Despite Laws, HIV Discrimination Continues in Workplace
The question of job protection for LGBT workers looms large in the gay rights struggle. Most U.S. states do not have laws protecting gay workers from being fired--or not hired--because of sexual orientation. Several federal and state laws, however, do forbid discrimination in hiring or termination of the HIV positive.
Despite such protections, people continue to experience workplace discrimination based on their HIV status - sexual orientation notwithstanding. There are numerous cases that indicate a widespread disregard for laws already in place.

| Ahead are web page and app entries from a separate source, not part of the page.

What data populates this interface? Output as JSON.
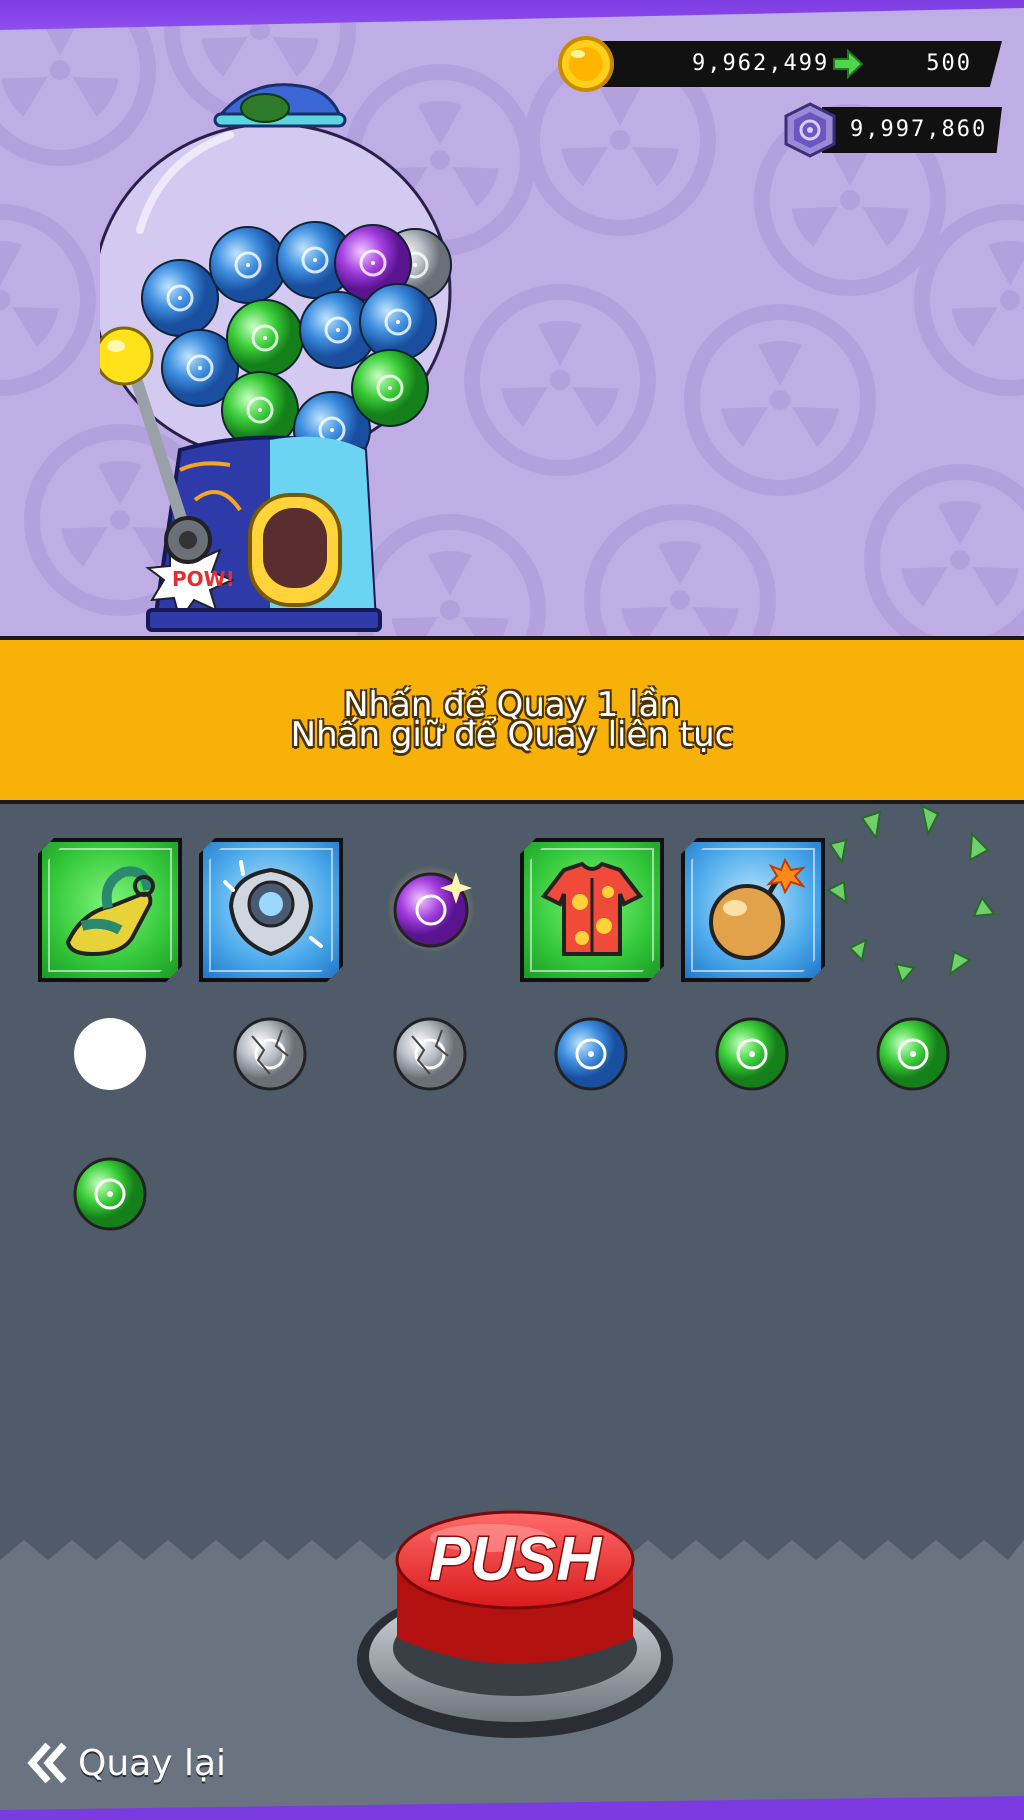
{
  "currency": {
    "coins": "9,962,499",
    "coin_cost": "500",
    "gems": "9,997,860",
    "coin_icon": "gold-coin-icon",
    "gem_icon": "purple-gem-icon",
    "arrow_icon": "green-arrow-icon"
  },
  "banner": {
    "line1": "Nhấn để Quay 1 lần",
    "line2": "Nhấn giữ để Quay liên tục",
    "color": "#f8b108"
  },
  "rewards": {
    "row1": [
      {
        "type": "card",
        "frame": "green",
        "icon": "sandal-icon"
      },
      {
        "type": "card",
        "frame": "blue",
        "icon": "silver-shield-icon"
      },
      {
        "type": "ball",
        "color": "purple",
        "icon": "purple-sparkle-ball-icon"
      },
      {
        "type": "card",
        "frame": "green",
        "icon": "hawaiian-shirt-icon"
      },
      {
        "type": "card",
        "frame": "blue",
        "icon": "bomb-icon"
      },
      {
        "type": "burst",
        "icon": "green-shell-burst-icon"
      }
    ],
    "row2": [
      {
        "color": "white",
        "icon": "white-ball-icon"
      },
      {
        "color": "silver",
        "icon": "silver-cracked-ball-icon"
      },
      {
        "color": "silver",
        "icon": "silver-cracked-ball-icon"
      },
      {
        "color": "blue",
        "icon": "blue-ball-icon"
      },
      {
        "color": "green",
        "icon": "green-ball-icon"
      },
      {
        "color": "green",
        "icon": "green-ball-icon"
      }
    ],
    "row3": [
      {
        "color": "green",
        "icon": "green-ball-icon"
      }
    ]
  },
  "machine": {
    "icon": "gumball-machine-icon",
    "sticker_text": "POW!"
  },
  "push_button": {
    "label": "PUSH"
  },
  "back": {
    "label": "Quay lại",
    "icon": "double-chevron-left-icon"
  },
  "colors": {
    "background": "#bfaee6",
    "floor": "#4f5b68",
    "accent": "#7c3be0"
  }
}
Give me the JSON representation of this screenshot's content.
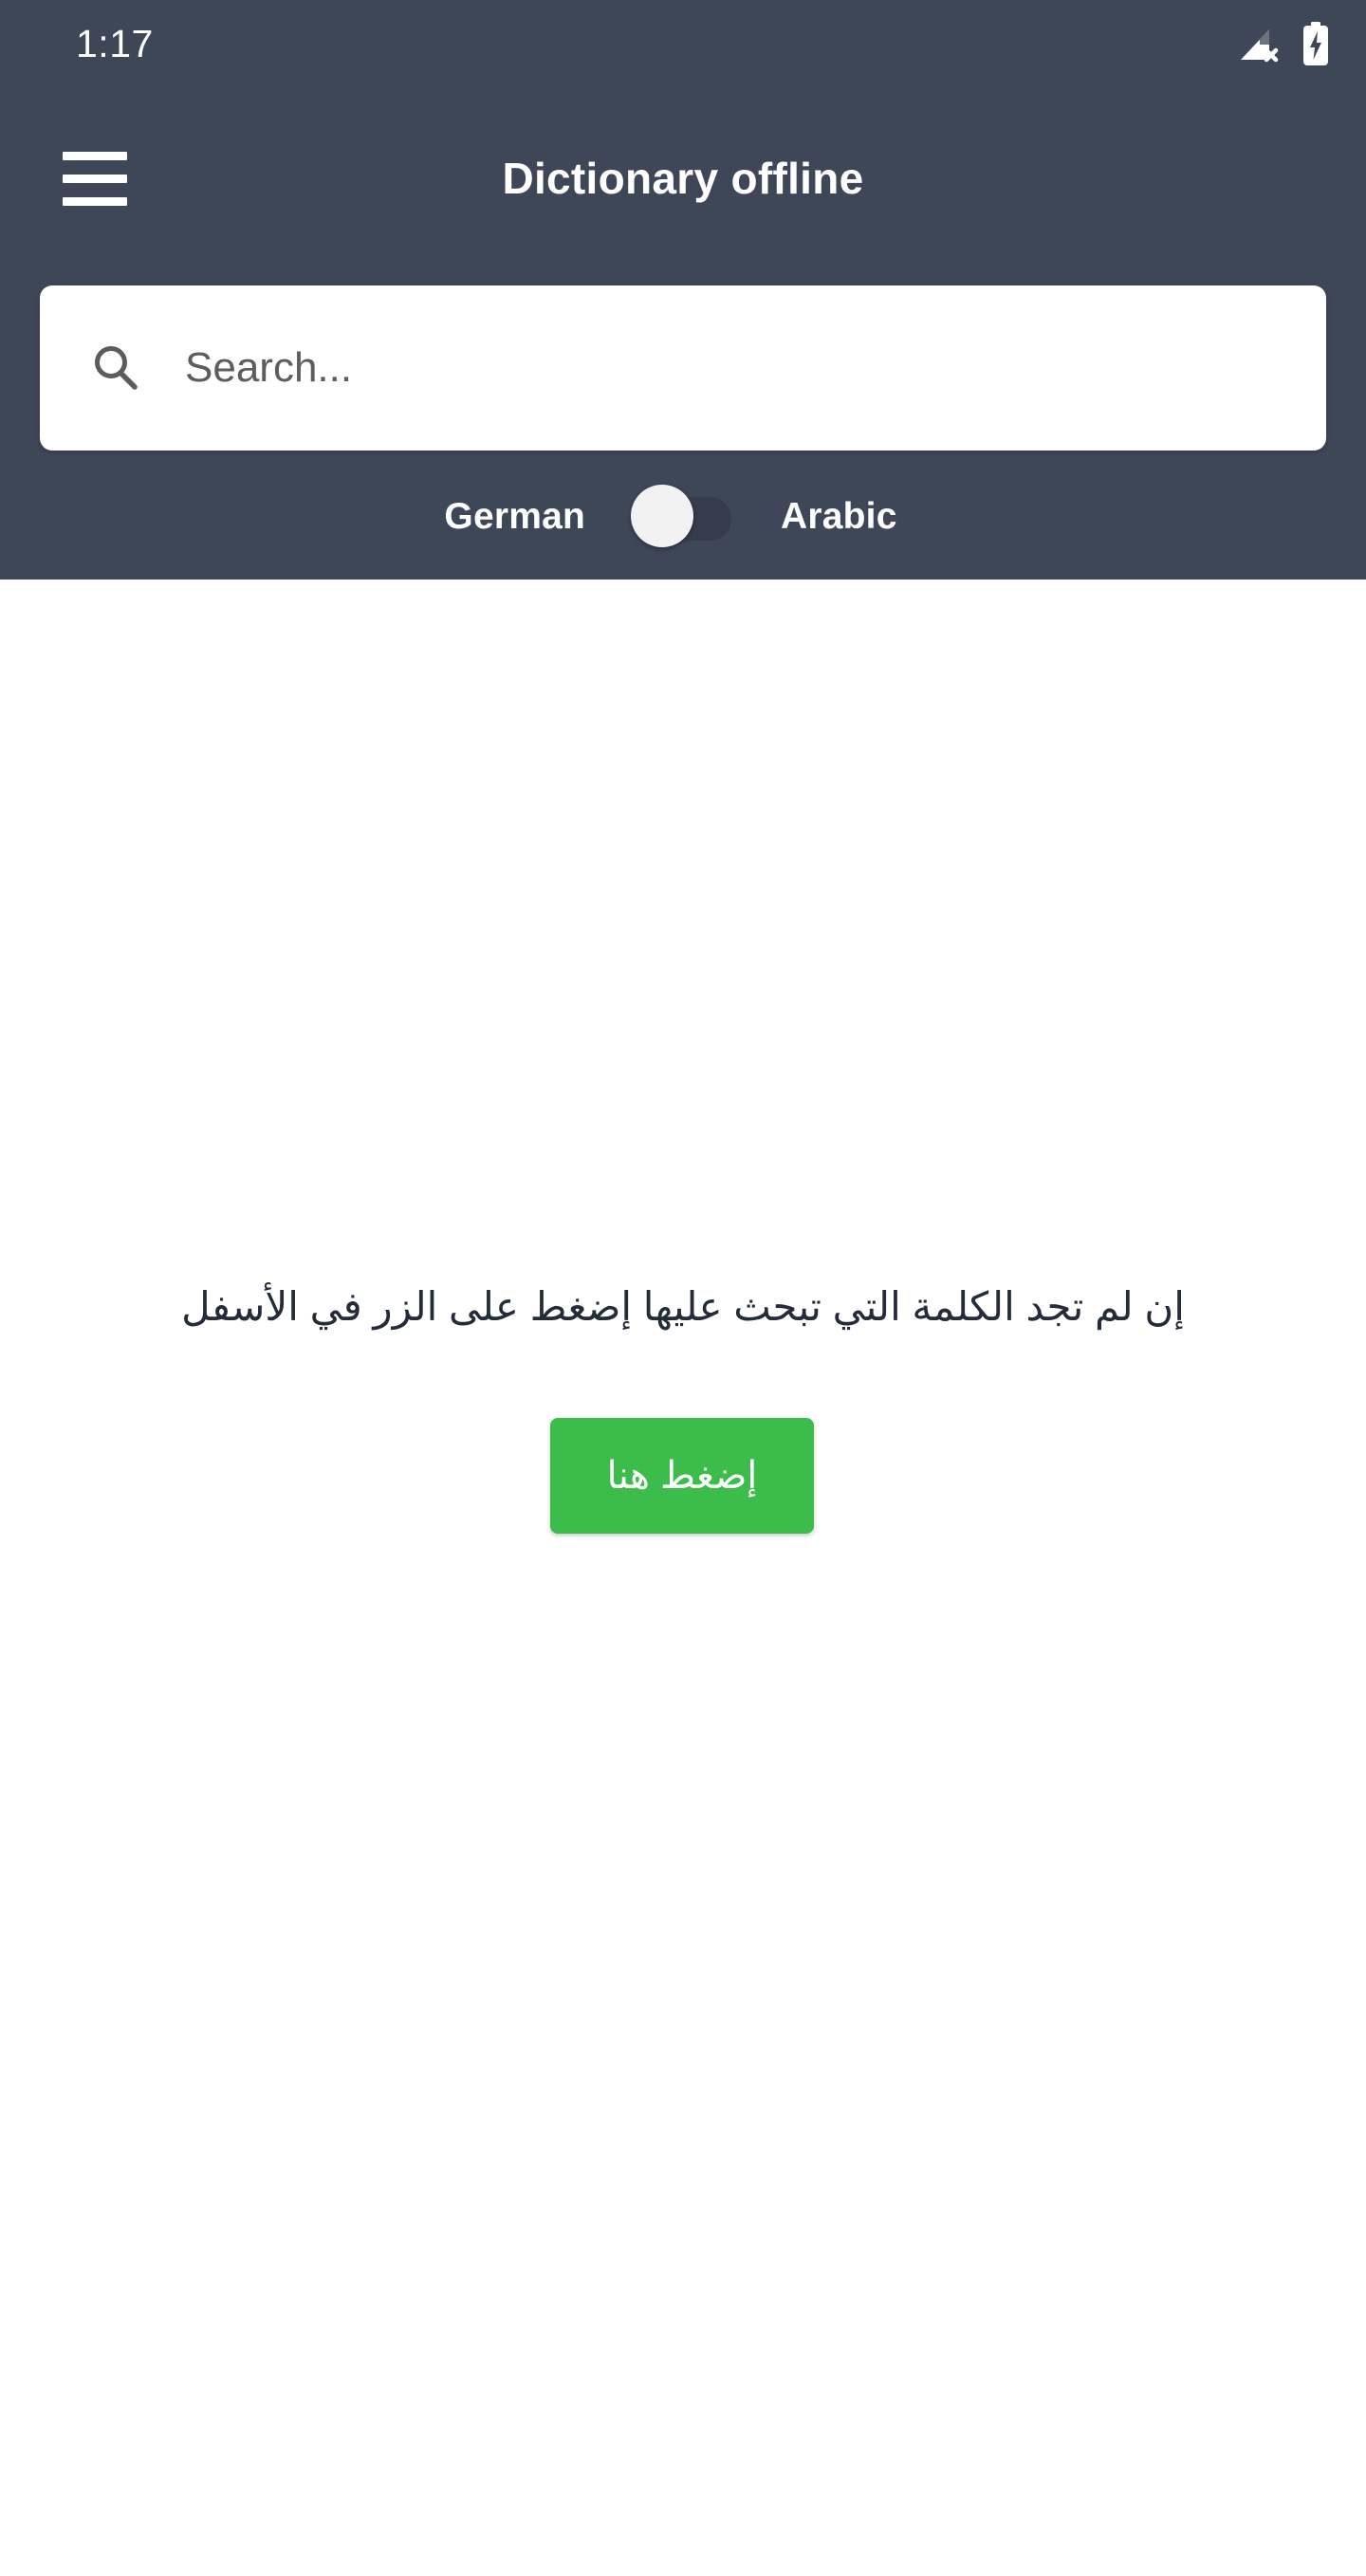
{
  "status_bar": {
    "time": "1:17",
    "icons": [
      {
        "name": "cellular-signal-off-icon",
        "label": "no signal"
      },
      {
        "name": "battery-charging-icon",
        "label": "charging"
      }
    ]
  },
  "appbar": {
    "menu_icon": "hamburger-menu-icon",
    "title": "Dictionary offline"
  },
  "search": {
    "icon": "search-icon",
    "placeholder": "Search...",
    "value": ""
  },
  "language_toggle": {
    "left_label": "German",
    "right_label": "Arabic",
    "state": "left",
    "knob_color": "#f2f2f2",
    "track_color": "#353d4d"
  },
  "content": {
    "empty_message": "إن لم تجد الكلمة التي تبحث عليها إضغط على الزر في الأسفل",
    "action_button_label": "إضغط هنا"
  },
  "colors": {
    "header_background": "#3e4757",
    "page_background": "#ffffff",
    "accent_green": "#3cbd4b",
    "text_primary": "#232c38",
    "text_on_dark": "#ffffff",
    "placeholder": "#5d5d5d"
  }
}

Edge recently spoke to three legal experts who advocate for HIV positive workers. With the law on their side, most cases, it seems, can be resolved by educating both employers and employees about their legal rights and obligations. Often, neither side is aware of their status.
Rose Saxe, a staff attorney with the ACLU AIDS Project, says that HIV-positive gay men are particularly vulnerable. "Most employers don't want to say publicly that they fired you because you're gay, but they can use sexual orientation as a pretext to firing an HIV-positive person," she said. "That's a concern."
These two issues "play off each other in an unfortunate way," Saxe observes. Because gay and bisexual men are overwhelmingly represented in terms of those living with HIV, homophobia is at the bottom of a lot of HIV and AIDS discrimination."
That link becomes apparent when the details of a particular case are brought out into the open. "Usually, employers manage to reveal some information as to why they made the decision," Saxe said. "If the only gay person they fired was living with HIV, that suggests their HIV status was the real motivation."
This loophole could easily be closed by a federal law that makes it clear you may not discriminate on the basis of sexual orientation; protections that would ensure fair employment practices for LGBT people and those living with HIV, according to Felix Lopez, director of legal services at Gay Men's Health Crisis. That would go a long way to eliminate some of the situations we run into, even in relatively gay-friendly, liberal New York City and true-blue New York State, where there are comprehensive and very liberal human rights laws.
Lopez is optimistic regarding the possibility of new federal laws and the shoring up of current legislation. "The new administration is committed to the development of a national AIDS strategy," he said. "Part of that has to be federal protections for people who are HIV positive, which would extend to members of the LGBT community."
Making the Disabilities Act Work
Until federal legislation trumps the wildly uneven state-to-state protections, HIV positive people have the Americans with Disabilities Act. ADA may present the best-case scenario of discouraging discrimination and providing legal recourse when it does happen.
Even so, the act has its limitations. "The ADA covers employers with fifteen or more employees," Saxe pointed out. "And some state laws cover smaller employees as well."
TADA does not mention any disabling condition by name. Nevertheless, it has widely been interpreted to include those with HIV, because their status qualifies as a disabling condition that can impair major life activity. Saxe also points out that a 2008 clarification to the law identified "things like immune function as part of major life activities."
That clarification occurred in response to a series of Supreme Court decisions that Saxe said "unduly narrowed the scope that Congress meant the ADA to cover."
But when the employer is the U.S. government, the ADA protections are overshadowed by the shadowy machinations of contracts that seek to bar the HIV positive by classifying them as risks to fellow employees--and, by extension, national security.
The ACLU recently filed a lawsuit that charges the U.S. State Department discriminated against a former veteran because he has HIV. In 2005, government contractor Triple Canopy accepted "John Doe" to provide personal security for the U.S. Embassy in Haiti. The day before graduating from his training program, he was let go "because the State Department would not allow workers with HIV to be deployed oversees," according to published reports.
The ACLU maintains that the State Department's contract, which required a negative HIV test for all employees, violates the Rehabilitation Act and the Americans for Disabilities Act. The contract also lists "suggested physical standards," which include a requirement that all contractor personnel be "free from communicable disease."